### WORK ITEM
If a line in the records below holds the string "fill", count it; give only the total.

[Start of section]

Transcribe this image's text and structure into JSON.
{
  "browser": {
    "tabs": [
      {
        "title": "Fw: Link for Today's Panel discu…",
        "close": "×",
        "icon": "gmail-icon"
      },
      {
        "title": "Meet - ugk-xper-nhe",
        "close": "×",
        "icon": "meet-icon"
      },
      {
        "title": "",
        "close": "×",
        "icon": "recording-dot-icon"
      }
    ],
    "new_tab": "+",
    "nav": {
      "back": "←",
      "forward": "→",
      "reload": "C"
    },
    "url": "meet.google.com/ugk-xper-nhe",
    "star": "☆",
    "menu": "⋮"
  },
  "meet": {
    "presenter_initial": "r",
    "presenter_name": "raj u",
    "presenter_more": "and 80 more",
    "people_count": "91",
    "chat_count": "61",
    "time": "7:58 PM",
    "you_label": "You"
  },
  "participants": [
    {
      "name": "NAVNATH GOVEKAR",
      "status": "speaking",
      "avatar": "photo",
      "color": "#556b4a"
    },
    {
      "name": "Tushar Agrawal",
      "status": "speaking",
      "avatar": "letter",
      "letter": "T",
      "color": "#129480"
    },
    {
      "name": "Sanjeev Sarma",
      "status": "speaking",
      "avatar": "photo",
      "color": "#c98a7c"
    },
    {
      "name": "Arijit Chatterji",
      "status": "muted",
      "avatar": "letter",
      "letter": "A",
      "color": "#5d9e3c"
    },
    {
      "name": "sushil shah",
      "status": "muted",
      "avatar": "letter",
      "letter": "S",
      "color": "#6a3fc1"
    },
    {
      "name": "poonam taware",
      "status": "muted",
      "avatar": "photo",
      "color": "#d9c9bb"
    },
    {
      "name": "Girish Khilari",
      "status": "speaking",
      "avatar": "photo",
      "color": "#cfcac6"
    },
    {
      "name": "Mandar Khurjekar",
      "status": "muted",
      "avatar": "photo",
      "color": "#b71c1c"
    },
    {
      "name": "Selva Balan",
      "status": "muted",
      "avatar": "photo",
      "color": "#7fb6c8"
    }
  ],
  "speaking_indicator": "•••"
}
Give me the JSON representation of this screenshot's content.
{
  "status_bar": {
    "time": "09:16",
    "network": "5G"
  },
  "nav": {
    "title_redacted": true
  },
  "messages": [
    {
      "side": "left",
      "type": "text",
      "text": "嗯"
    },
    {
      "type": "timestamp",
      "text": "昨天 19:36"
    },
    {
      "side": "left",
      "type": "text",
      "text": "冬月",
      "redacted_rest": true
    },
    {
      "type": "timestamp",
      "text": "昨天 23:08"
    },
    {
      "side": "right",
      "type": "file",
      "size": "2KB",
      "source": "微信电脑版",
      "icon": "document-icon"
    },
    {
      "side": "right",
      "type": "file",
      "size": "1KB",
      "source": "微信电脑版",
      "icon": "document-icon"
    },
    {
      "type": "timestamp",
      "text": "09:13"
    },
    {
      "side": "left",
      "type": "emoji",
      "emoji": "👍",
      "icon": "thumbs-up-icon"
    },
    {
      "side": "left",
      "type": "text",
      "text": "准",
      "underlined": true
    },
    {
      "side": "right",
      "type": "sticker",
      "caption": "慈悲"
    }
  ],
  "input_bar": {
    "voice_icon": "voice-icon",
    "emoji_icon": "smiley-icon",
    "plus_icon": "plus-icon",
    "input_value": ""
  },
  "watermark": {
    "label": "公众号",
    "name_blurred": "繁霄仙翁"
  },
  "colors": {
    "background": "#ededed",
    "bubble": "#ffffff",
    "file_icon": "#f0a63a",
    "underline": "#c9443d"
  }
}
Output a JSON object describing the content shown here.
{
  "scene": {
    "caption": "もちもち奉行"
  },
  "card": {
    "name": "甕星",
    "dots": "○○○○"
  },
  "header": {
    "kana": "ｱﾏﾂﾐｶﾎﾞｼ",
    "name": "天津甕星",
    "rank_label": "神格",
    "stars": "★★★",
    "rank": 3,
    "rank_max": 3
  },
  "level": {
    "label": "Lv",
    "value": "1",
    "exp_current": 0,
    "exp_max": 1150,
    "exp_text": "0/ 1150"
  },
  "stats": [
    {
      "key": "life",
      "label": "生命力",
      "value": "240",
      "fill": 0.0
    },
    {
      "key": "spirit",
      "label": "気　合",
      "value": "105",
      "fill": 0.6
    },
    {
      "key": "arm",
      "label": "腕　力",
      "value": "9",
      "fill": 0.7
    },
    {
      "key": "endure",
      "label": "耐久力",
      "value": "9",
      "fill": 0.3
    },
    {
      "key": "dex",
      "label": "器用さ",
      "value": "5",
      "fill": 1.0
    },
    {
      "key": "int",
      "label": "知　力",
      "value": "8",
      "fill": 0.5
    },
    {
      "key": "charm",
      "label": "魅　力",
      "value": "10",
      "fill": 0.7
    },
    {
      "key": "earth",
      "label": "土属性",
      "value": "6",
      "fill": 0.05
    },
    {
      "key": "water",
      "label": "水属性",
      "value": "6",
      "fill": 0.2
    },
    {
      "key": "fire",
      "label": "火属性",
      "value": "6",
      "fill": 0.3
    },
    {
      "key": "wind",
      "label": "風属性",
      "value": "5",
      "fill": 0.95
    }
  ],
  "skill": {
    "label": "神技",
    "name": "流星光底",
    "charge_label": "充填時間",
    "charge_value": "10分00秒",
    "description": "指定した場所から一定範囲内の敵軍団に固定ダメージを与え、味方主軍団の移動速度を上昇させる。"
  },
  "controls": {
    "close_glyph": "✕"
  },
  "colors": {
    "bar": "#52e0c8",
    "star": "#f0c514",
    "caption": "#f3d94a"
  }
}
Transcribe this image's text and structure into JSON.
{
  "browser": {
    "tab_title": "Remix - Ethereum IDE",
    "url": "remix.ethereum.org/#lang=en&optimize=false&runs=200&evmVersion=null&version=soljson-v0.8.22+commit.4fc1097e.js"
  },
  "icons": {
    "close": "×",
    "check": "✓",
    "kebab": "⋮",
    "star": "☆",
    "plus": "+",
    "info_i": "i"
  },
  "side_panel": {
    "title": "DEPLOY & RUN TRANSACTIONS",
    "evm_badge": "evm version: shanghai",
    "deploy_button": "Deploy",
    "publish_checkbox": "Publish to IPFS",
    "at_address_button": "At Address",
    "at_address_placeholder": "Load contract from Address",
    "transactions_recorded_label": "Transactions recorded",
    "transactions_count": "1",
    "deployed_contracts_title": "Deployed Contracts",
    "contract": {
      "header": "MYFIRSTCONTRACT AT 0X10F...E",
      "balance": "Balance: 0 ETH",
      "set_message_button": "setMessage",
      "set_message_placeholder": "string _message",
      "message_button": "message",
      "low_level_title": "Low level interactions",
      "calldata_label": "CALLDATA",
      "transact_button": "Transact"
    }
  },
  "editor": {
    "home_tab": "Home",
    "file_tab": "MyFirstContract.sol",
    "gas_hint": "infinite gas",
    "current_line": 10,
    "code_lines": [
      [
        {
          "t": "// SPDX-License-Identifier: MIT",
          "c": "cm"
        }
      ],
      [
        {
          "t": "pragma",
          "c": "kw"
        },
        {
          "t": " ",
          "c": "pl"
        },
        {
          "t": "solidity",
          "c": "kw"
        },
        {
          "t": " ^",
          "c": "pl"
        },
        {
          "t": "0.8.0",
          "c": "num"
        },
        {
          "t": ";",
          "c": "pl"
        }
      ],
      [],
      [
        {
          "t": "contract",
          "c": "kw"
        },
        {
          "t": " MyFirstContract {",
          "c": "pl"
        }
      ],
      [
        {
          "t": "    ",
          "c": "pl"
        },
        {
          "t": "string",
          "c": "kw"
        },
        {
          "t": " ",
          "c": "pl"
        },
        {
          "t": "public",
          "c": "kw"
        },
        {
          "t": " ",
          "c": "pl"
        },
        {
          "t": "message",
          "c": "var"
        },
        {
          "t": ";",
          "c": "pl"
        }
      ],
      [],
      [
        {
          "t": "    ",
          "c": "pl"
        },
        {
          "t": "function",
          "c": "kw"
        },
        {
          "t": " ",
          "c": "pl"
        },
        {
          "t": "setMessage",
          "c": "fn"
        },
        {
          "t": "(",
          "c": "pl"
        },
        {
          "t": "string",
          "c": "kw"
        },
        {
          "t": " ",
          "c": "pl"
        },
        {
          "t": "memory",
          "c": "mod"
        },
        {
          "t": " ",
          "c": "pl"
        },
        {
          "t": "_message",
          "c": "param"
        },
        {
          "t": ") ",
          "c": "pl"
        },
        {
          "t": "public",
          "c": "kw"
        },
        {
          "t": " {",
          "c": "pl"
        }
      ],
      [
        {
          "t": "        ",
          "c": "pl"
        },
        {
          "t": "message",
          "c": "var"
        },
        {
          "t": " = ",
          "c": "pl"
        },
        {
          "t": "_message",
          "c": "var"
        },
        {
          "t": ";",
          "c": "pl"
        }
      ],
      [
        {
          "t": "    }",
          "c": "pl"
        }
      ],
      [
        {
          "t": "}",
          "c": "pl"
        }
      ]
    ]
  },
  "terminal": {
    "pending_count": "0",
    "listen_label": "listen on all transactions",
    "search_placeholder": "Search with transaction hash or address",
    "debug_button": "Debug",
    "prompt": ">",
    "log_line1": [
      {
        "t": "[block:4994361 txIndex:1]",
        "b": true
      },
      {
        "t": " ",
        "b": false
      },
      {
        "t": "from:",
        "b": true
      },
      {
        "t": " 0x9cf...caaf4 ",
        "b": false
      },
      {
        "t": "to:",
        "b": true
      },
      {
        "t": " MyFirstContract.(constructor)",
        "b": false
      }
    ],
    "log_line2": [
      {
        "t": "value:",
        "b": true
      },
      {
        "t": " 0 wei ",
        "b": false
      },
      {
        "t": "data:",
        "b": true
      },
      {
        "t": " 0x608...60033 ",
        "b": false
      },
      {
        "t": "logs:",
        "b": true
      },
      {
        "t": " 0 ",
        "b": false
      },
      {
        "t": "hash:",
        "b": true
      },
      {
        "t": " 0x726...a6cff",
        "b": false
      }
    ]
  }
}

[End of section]

### RESULT FOR THIS TASK
11